Bill Henry played guitar with New England bluegrass legends Northern Lights for 28 years. He recorded 10 albums with the band, as well as a solo album with Vassar Clements, Sam Bush, Tim O’Brien, Jonathan Edwards and members of Northern Lights as guests. Bill is possibly the finest bluegrass guitar player today.
Jeff Horton, a two-time RIBA Hall of Fame inductee has been playing bluegrass for 40 years. A founding member of the Neon Valley Boys, Jeff also spent six years with Northern Lights, performing with Jonathan Edwards, Peter Rowan and Vassar Clements. He also plays with Wide Open Spaces and The Jamblers. Few sing like Jeff Horton, and the blend with Bill and Monty is outstanding.
Monty McClanahan is a fine mandolinist and guitar player, as well as a strong vocalist in the high, lonesome style. He grew up in Nashville, Tennessee where he honed his vocal and instrumental skills in the country and bluegrass scenes. A prolific songwriter, his songs have been performed by the Whites, Ricky Skaggs and Valerie Smith. He has performed with many prominent artists.
The Hope Valley Volunteers have been playing traditional bluegrass in this region for many years before coming together as a band. They render unique versions of the old favorite ballads, breakdowns and hymns delivered with tight harmonies and tasteful instrumentation.
The Hosmer Mountain Boys are an entertaining Bluegrass Band playing authentic traditional bluegrass music from the eastern hills of Connecticut. The band is centered around two young men in their early twenties who have the energy and history down that capture the authenticity of this niche. They are a real treat to watch and hear and are gaining a ton of fans who are so excited to see that the future of traditional Bluegrass Music is in good hands!

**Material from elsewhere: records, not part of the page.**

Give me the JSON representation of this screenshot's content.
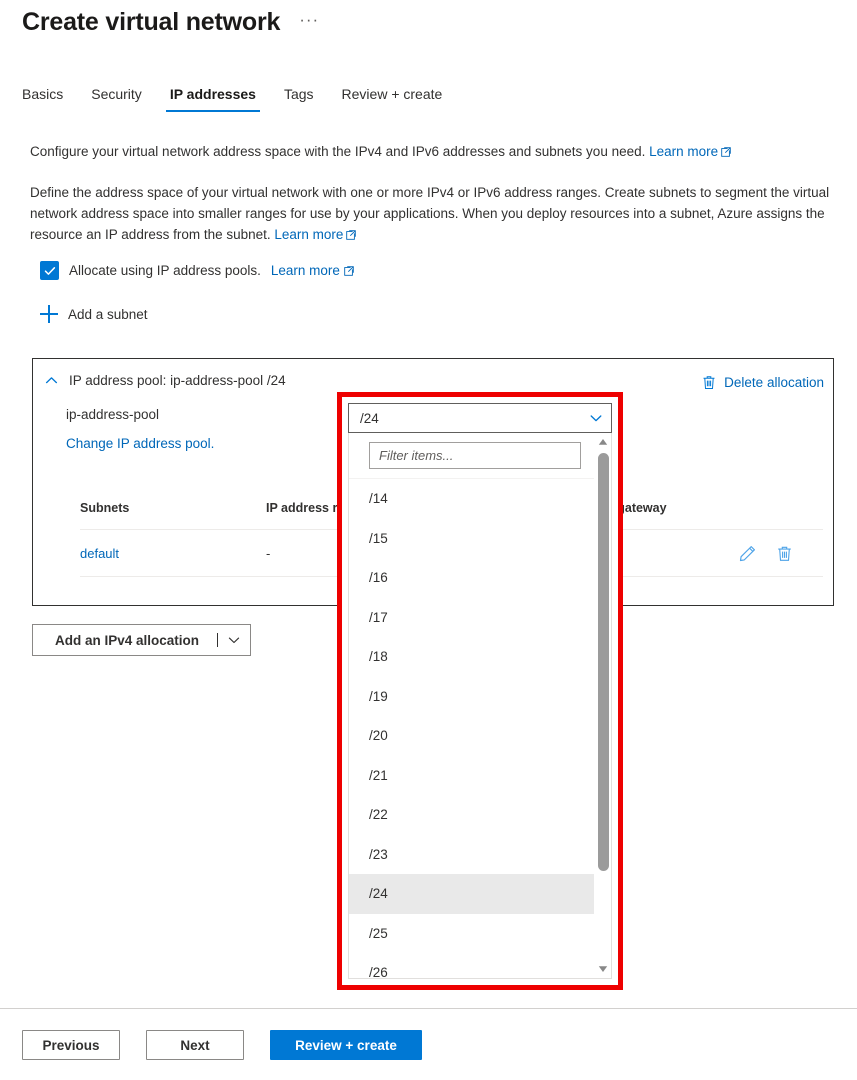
{
  "header": {
    "title": "Create virtual network",
    "more_label": "···"
  },
  "tabs": [
    {
      "label": "Basics",
      "active": false
    },
    {
      "label": "Security",
      "active": false
    },
    {
      "label": "IP addresses",
      "active": true
    },
    {
      "label": "Tags",
      "active": false
    },
    {
      "label": "Review + create",
      "active": false
    }
  ],
  "intro": {
    "paragraph1": "Configure your virtual network address space with the IPv4 and IPv6 addresses and subnets you need. ",
    "paragraph1_link": "Learn more",
    "paragraph2": "Define the address space of your virtual network with one or more IPv4 or IPv6 address ranges. Create subnets to segment the virtual network address space into smaller ranges for use by your applications. When you deploy resources into a subnet, Azure assigns the resource an IP address from the subnet. ",
    "paragraph2_link": "Learn more"
  },
  "allocate_checkbox": {
    "label": "Allocate using IP address pools.",
    "link": "Learn more",
    "checked": true
  },
  "add_subnet": {
    "label": "Add a subnet"
  },
  "pool_panel": {
    "header": "IP address pool: ip-address-pool /24",
    "pool_name": "ip-address-pool",
    "change_link": "Change IP address pool.",
    "delete_allocation": "Delete allocation",
    "table": {
      "columns": [
        "Subnets",
        "IP address r",
        "NAT gateway"
      ],
      "rows": [
        {
          "subnet": "default",
          "range": "-",
          "nat": ""
        }
      ]
    }
  },
  "add_allocation": {
    "label": "Add an IPv4 allocation"
  },
  "dropdown": {
    "selected_value": "/24",
    "filter_placeholder": "Filter items...",
    "options": [
      "/14",
      "/15",
      "/16",
      "/17",
      "/18",
      "/19",
      "/20",
      "/21",
      "/22",
      "/23",
      "/24",
      "/25",
      "/26"
    ]
  },
  "footer": {
    "previous": "Previous",
    "next": "Next",
    "review_create": "Review + create"
  },
  "colors": {
    "accent": "#0078d4",
    "link": "#0067b8",
    "highlight_box": "#ee0000",
    "selected_item_bg": "#e9e9e9"
  }
}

Sunday will be the annual RIBA Pick-nic, which includes bluegrass jamming, food, raffles and workshops beginning at 11:00 am.

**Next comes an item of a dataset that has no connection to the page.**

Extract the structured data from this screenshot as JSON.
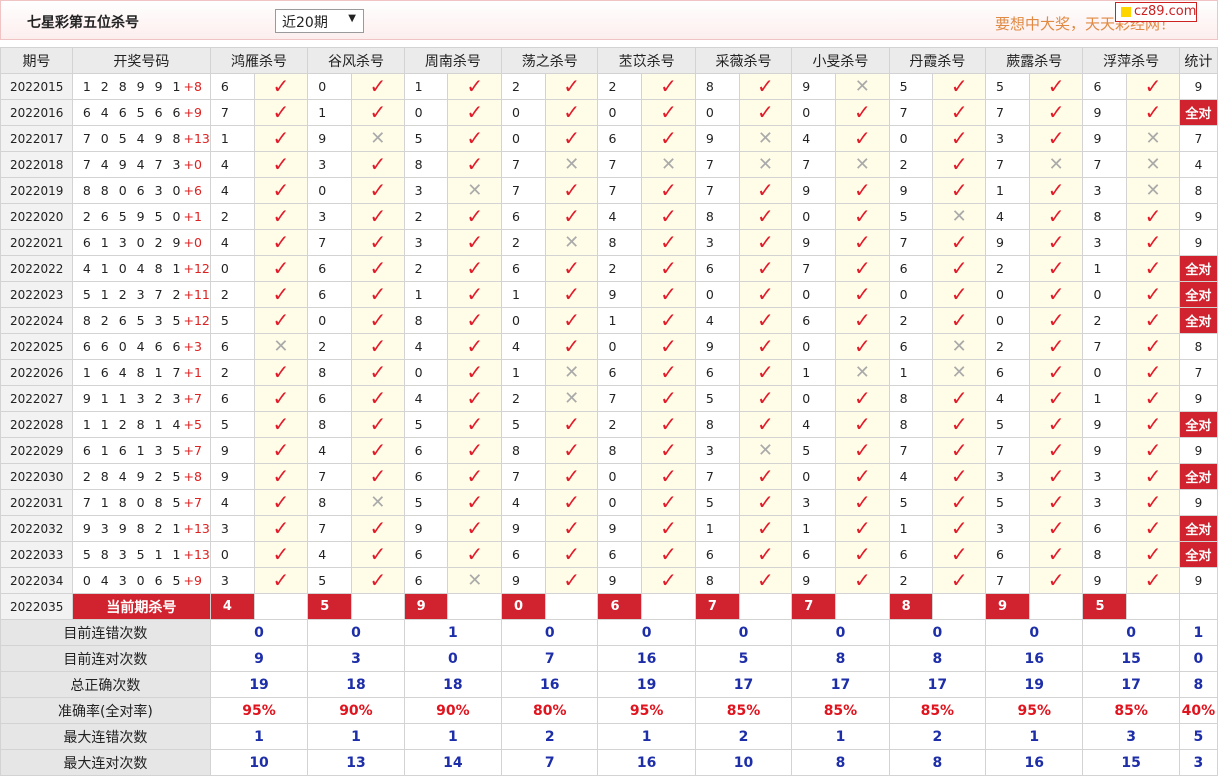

There is no show on Sunday, but there will be a Band Scramble. Here's how it works:
The Band Scramble is a tradition at bluegrass festivals. Anyone who plays an instrument (at any level) is invited to participate. Each participant will put their name in a bucket for the instrument they wish to play. Names will be drawn to make up bands that will include, ideally, a bass, a banjo, a mandolin, a fiddle, a guitar, and possibly a dobro...and singers, of course.
These impromptu bands will meet, choose a name, and come up with a vocal song or instrumental tune or two that they all know or can learn quickly. Then all the bands will get a turn on the stage to give a live performance.

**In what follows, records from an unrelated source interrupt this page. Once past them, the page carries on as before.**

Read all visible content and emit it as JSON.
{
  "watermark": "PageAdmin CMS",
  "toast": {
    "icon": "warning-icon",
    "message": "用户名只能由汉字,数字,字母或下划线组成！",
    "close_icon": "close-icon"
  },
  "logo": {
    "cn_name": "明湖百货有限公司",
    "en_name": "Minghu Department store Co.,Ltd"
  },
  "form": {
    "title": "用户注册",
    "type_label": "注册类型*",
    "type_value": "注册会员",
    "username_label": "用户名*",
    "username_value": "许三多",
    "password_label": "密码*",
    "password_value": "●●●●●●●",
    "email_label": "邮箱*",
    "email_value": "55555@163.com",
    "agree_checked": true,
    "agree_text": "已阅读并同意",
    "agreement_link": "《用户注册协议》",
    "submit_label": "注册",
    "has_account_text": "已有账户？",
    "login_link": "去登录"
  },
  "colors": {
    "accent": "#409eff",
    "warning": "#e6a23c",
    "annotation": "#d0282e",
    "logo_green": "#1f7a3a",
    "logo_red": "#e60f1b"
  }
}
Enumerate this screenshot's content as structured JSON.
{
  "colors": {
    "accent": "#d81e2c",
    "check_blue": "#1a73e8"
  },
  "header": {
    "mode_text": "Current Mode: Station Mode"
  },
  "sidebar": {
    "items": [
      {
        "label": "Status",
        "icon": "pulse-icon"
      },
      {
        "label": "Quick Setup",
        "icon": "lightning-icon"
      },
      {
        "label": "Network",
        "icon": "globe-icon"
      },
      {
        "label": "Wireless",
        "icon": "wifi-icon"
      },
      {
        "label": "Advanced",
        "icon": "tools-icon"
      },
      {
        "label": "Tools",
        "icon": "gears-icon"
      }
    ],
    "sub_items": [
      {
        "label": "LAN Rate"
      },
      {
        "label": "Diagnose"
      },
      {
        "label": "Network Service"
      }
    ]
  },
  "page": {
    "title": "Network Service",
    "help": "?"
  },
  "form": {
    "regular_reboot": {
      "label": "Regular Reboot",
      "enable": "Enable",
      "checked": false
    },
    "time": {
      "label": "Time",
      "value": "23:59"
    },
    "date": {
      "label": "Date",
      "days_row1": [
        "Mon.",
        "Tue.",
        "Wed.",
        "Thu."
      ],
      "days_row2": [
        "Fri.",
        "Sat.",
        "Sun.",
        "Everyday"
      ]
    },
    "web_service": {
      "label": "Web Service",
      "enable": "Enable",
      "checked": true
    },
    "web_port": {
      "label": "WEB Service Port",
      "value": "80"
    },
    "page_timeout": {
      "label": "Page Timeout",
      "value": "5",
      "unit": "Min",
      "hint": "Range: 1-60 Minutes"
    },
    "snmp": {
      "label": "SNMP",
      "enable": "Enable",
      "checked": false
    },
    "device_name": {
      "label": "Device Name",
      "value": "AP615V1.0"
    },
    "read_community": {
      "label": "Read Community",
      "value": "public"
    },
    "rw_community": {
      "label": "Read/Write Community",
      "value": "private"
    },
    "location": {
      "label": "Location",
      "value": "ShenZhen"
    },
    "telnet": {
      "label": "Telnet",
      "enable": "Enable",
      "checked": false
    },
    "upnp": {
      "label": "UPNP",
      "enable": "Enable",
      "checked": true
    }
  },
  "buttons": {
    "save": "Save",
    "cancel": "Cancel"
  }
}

A Band Scramble is like a musical potluck and a lot of fun. Come to participate or to listen!
Admission on Sunday is free but there will be a $5 parking fee.
What to bring: a lawn chair for the show, a picking chair and your instrument(s) if you will be jamming, bug spray, sunscreen, rain gear, and a flashlight. If you are camping, it is dry camping only. Food and soft drinks will be available, but you are welcome to bring your own.
The festival will be held rain or shine.
Established in 2013, the Rhode Island Bluegrass Alliance's mission is to promote the appreciation of bluegrass music, and serve as a resource to educate and coordinate fans, students, teachers, musicians and venues in Rhode Island and the surrounding area. The organization holds events including the annual Pick-nic and RIBA Hall of Fame, as well as educational programs such as a monthly slow jam and the Learner Loaner program, which lends instruments to people interested in learning guitar, banjo, mandolin, fiddle, dobro or bass.